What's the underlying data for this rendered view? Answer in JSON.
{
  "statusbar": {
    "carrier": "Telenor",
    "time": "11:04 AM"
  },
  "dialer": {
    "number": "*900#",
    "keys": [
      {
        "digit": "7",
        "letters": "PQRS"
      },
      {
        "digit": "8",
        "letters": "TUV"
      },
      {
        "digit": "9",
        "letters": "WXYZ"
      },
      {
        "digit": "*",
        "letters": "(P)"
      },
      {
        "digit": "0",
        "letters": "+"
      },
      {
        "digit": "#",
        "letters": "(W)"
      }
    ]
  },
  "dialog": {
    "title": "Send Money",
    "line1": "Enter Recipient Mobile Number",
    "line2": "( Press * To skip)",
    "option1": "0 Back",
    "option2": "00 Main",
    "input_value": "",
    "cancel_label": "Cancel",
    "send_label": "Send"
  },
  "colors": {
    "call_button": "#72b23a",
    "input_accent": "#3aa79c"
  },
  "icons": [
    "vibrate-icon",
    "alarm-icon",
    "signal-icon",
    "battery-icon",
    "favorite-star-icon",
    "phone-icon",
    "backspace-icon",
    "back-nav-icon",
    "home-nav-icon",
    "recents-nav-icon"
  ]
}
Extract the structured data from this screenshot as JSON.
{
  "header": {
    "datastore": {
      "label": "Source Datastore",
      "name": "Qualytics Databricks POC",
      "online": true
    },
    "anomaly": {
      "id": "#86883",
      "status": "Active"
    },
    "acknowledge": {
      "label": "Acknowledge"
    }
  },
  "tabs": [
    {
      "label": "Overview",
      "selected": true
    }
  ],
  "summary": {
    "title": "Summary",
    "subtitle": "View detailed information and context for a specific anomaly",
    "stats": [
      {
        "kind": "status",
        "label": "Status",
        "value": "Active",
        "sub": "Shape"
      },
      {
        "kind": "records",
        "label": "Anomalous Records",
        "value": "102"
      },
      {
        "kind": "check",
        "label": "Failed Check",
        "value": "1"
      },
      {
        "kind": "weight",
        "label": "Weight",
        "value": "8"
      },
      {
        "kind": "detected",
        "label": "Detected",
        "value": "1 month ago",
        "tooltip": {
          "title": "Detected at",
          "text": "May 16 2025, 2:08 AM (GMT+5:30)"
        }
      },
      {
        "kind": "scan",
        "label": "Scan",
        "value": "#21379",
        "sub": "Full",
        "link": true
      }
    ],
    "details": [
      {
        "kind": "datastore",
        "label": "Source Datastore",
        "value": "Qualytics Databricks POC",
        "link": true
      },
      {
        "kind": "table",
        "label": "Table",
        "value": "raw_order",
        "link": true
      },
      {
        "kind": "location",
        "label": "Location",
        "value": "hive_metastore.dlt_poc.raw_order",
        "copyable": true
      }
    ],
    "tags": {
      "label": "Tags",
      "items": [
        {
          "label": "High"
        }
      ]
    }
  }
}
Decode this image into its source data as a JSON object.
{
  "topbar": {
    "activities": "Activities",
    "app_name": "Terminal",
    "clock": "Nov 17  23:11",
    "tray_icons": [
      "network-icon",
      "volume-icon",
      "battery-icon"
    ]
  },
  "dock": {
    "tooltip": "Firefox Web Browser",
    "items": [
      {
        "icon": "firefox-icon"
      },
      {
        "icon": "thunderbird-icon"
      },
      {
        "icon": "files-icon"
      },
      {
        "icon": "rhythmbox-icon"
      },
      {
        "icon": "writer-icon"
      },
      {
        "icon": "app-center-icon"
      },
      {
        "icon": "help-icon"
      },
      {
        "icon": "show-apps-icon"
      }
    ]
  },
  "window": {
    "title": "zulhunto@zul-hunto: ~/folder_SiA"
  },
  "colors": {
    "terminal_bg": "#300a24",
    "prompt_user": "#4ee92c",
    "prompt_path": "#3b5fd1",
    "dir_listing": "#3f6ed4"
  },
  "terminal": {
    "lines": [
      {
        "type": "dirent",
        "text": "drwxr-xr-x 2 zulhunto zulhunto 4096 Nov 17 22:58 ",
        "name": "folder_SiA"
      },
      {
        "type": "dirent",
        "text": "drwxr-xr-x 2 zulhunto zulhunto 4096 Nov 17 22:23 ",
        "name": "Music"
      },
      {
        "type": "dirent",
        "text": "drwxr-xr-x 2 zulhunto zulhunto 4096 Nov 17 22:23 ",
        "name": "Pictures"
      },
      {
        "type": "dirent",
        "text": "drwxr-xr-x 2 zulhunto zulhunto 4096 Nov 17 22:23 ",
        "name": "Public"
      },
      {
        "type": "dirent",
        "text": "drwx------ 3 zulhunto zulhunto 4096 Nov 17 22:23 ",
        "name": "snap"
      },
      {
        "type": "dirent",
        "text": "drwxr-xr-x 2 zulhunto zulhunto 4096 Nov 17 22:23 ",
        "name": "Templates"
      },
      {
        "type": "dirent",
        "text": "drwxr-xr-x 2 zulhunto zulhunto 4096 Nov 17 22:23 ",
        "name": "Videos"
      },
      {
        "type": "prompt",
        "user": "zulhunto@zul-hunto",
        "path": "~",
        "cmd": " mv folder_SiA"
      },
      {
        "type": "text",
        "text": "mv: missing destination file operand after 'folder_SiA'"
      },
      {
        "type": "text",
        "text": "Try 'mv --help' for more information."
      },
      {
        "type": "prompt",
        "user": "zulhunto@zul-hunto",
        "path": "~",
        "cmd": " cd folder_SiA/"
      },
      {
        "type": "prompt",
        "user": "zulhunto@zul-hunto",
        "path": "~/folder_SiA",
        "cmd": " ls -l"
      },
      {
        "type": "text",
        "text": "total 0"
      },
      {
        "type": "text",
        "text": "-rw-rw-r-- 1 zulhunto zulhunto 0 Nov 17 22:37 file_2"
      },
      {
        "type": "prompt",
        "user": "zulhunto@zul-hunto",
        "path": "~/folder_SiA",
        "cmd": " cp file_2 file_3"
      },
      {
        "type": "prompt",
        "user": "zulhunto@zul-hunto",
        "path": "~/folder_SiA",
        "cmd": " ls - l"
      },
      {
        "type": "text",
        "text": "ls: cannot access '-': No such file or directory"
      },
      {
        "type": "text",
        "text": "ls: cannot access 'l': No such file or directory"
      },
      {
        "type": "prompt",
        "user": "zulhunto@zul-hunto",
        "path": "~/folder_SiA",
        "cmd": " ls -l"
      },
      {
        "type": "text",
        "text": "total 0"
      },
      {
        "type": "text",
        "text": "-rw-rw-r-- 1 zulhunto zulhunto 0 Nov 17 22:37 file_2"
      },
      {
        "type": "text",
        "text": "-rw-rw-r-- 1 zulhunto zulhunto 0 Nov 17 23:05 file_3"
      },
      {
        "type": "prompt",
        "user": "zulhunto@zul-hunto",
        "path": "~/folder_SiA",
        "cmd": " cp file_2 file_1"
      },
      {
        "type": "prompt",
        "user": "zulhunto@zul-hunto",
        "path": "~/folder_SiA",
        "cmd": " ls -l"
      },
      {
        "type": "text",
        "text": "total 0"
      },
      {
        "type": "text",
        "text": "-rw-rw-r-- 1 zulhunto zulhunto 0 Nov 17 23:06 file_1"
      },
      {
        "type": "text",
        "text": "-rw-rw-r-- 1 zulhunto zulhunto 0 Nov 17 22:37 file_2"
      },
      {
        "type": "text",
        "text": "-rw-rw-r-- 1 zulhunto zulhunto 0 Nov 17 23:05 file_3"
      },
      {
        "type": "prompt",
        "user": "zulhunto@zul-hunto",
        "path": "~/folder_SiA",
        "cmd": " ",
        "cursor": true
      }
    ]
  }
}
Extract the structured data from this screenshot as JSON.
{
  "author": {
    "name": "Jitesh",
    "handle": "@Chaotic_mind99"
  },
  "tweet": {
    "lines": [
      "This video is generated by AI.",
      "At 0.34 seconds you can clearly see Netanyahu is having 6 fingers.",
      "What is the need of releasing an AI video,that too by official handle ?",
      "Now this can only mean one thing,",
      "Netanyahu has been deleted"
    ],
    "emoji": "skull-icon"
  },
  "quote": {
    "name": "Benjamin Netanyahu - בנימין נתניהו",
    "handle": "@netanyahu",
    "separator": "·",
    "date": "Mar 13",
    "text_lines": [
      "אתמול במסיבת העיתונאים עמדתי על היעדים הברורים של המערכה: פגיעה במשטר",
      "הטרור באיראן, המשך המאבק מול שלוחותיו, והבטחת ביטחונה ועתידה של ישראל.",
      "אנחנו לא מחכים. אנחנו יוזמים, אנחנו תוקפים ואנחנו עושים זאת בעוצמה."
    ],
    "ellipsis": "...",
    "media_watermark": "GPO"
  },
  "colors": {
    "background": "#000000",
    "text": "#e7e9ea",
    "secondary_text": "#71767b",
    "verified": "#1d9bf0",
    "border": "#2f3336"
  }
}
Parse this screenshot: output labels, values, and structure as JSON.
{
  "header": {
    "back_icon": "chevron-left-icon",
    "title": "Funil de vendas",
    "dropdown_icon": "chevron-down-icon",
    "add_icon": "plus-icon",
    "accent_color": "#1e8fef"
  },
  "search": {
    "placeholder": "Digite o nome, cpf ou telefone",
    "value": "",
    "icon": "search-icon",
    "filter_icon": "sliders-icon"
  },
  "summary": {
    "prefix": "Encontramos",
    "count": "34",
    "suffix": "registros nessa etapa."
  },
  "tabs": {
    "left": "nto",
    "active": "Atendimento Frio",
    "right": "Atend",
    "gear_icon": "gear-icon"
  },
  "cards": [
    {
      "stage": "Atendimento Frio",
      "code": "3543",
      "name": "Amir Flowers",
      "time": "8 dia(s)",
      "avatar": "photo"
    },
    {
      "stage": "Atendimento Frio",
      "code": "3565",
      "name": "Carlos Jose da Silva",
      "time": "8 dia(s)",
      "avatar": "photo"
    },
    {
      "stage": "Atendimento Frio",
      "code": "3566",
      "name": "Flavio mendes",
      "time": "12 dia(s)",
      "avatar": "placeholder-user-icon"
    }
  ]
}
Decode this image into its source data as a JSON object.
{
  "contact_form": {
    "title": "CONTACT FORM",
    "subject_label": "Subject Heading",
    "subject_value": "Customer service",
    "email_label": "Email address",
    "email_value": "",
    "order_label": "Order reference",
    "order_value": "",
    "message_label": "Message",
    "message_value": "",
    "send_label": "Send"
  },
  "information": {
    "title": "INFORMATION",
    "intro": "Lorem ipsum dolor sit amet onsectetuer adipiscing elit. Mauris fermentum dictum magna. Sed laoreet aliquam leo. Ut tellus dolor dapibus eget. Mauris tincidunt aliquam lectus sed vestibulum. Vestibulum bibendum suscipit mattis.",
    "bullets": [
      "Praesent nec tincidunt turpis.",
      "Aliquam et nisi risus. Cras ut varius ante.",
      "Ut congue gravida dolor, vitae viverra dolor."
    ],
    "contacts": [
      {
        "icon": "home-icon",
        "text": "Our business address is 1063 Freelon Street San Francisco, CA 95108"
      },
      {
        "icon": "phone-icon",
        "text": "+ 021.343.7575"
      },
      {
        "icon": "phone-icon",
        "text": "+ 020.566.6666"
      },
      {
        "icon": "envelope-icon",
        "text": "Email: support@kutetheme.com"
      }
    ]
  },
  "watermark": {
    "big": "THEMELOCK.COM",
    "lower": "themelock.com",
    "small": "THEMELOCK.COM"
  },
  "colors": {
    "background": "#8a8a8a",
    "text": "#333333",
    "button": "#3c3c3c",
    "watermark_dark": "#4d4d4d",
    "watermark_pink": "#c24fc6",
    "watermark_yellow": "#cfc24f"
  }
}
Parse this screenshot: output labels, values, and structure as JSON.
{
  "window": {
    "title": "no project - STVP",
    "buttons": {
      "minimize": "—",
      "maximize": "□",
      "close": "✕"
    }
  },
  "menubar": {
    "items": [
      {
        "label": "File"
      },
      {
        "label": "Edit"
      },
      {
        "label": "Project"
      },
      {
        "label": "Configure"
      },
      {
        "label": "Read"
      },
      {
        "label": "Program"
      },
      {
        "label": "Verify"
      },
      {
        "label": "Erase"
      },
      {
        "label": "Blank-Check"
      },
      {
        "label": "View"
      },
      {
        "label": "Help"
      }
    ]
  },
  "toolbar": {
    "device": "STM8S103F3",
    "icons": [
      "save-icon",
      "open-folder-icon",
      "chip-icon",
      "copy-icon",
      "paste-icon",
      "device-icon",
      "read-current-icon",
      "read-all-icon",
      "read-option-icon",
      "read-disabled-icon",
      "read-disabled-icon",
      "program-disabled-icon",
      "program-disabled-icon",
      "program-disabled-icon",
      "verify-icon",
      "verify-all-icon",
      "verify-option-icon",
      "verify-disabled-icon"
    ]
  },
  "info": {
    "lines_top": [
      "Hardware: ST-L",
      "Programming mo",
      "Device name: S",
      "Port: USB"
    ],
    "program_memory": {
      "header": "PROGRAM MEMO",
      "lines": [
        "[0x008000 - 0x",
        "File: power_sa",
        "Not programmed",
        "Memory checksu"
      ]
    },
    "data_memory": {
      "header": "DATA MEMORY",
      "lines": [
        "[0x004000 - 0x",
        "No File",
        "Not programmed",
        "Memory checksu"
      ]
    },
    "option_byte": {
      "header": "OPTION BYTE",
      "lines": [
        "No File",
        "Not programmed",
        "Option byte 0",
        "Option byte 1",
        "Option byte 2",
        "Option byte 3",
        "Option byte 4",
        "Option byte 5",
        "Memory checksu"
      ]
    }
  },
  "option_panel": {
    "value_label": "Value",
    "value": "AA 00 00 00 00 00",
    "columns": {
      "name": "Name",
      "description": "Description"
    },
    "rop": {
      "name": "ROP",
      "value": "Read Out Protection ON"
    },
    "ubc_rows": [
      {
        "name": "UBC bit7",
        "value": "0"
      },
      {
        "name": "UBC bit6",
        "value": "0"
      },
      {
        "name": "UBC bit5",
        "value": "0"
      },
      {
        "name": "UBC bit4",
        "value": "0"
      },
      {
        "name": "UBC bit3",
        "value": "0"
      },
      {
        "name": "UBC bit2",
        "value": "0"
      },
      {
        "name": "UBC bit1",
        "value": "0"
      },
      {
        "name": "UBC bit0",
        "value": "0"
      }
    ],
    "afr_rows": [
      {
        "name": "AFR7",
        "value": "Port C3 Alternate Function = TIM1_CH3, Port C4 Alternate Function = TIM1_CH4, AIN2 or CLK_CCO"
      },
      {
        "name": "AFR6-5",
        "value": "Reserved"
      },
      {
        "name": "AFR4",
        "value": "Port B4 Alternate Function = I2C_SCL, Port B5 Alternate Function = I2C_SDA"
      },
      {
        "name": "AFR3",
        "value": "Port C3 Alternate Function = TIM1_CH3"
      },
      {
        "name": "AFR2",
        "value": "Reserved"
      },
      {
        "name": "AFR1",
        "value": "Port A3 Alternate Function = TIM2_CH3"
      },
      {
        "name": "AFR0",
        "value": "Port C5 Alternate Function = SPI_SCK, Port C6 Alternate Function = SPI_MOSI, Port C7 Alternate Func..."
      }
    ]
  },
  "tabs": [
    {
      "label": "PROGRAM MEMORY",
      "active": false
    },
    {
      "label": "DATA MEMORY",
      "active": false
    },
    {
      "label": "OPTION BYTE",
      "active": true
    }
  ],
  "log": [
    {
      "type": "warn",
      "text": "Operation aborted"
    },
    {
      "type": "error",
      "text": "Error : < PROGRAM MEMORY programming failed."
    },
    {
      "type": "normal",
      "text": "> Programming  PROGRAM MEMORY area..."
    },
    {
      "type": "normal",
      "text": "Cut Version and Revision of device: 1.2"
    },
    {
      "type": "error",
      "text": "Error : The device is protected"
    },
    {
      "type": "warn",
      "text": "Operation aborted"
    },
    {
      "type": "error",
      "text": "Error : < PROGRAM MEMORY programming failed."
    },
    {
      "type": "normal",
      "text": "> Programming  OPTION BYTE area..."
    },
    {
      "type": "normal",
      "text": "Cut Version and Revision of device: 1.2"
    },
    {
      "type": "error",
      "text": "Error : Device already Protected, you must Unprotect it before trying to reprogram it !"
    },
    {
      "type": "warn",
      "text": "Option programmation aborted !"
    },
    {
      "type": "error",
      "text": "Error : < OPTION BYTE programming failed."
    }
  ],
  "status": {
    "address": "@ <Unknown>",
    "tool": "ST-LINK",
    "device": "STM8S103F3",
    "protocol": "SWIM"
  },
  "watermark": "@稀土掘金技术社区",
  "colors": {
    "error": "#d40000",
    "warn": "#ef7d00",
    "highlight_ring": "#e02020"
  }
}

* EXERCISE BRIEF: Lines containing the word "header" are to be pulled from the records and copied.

* WRITTEN ANSWER:
  "header": {
  "header": {
      "header": "PROGRAM MEMO",
      "header": "DATA MEMORY",
      "header": "OPTION BYTE",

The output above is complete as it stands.